• The task:
Each line in the data must be reproduced as written, except for any picture.

(Data excerpts)
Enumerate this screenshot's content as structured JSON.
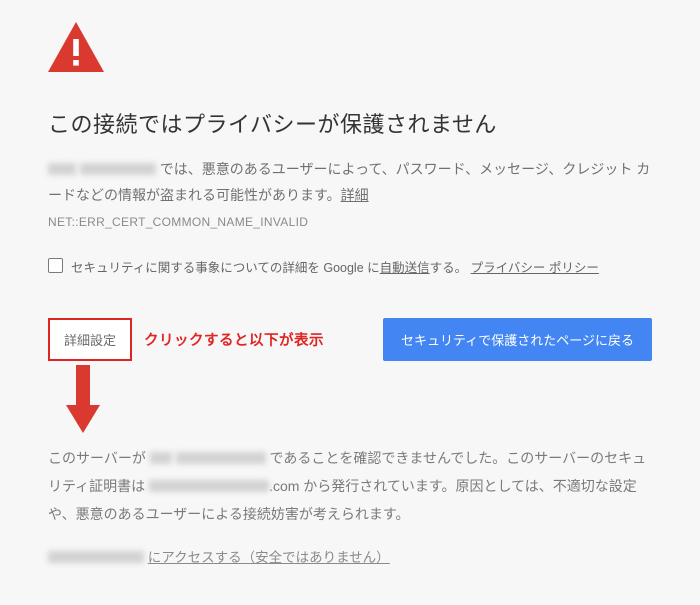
{
  "heading": "この接続ではプライバシーが保護されません",
  "desc": {
    "part1": " では、悪意のあるユーザーによって、パスワード、メッセージ、クレジット カードなどの情報が盗まれる可能性があります。",
    "learn_more": "詳細"
  },
  "error_code": "NET::ERR_CERT_COMMON_NAME_INVALID",
  "optin": {
    "pre": "セキュリティに関する事象についての詳細を Google に",
    "auto_send": "自動送信",
    "post": "する。",
    "privacy": "プライバシー ポリシー"
  },
  "buttons": {
    "advanced": "詳細設定",
    "back_to_safety": "セキュリティで保護されたページに戻る"
  },
  "annotation": "クリックすると以下が表示",
  "details": {
    "p1a": "このサーバーが ",
    "p1b": " であることを確認できませんでした。このサーバーのセキュリティ証明書は ",
    "p1c": ".com から発行されています。原因としては、不適切な設定や、悪意のあるユーザーによる接続妨害が考えられます。"
  },
  "proceed": {
    "text": " にアクセスする（安全ではありません）"
  }
}
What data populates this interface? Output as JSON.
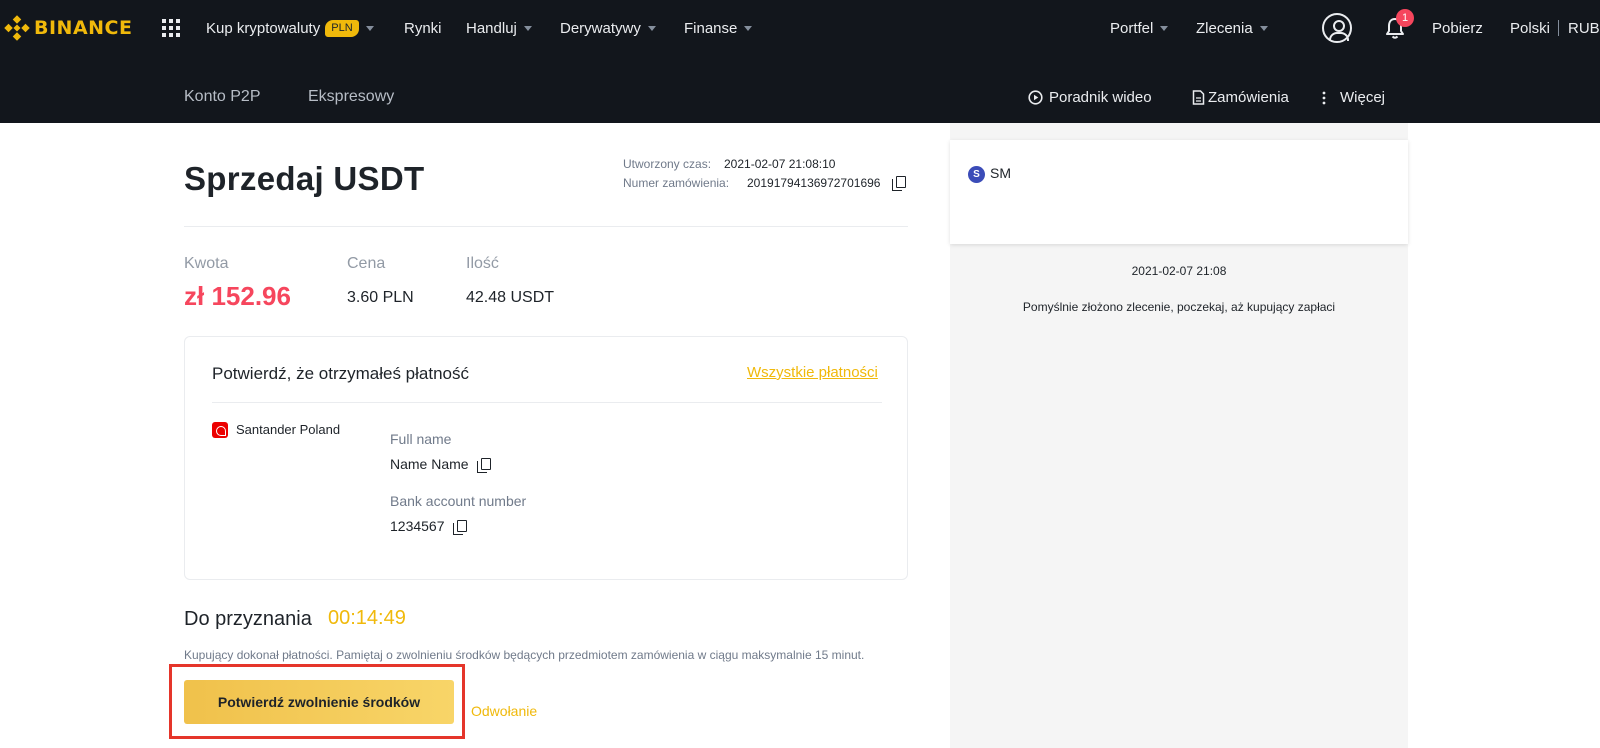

• Answer space:
Enumerate this screenshot's content as structured JSON.
{
  "heading": "この接続ではプライバシーが保護されません",
  "desc": {
    "part1": " では、悪意のあるユーザーによって、パスワード、メッセージ、クレジット カードなどの情報が盗まれる可能性があります。",
    "learn_more": "詳細"
  },
  "error_code": "NET::ERR_CERT_COMMON_NAME_INVALID",
  "optin": {
    "pre": "セキュリティに関する事象についての詳細を Google に",
    "auto_send": "自動送信",
    "post": "する。",
    "privacy": "プライバシー ポリシー"
  },
  "buttons": {
    "advanced": "詳細設定",
    "back_to_safety": "セキュリティで保護されたページに戻る"
  },
  "annotation": "クリックすると以下が表示",
  "details": {
    "p1a": "このサーバーが ",
    "p1b": " であることを確認できませんでした。このサーバーのセキュリティ証明書は ",
    "p1c": ".com から発行されています。原因としては、不適切な設定や、悪意のあるユーザーによる接続妨害が考えられます。"
  },
  "proceed": {
    "text": " にアクセスする（安全ではありません）"
  }
}
What data populates this interface? Output as JSON.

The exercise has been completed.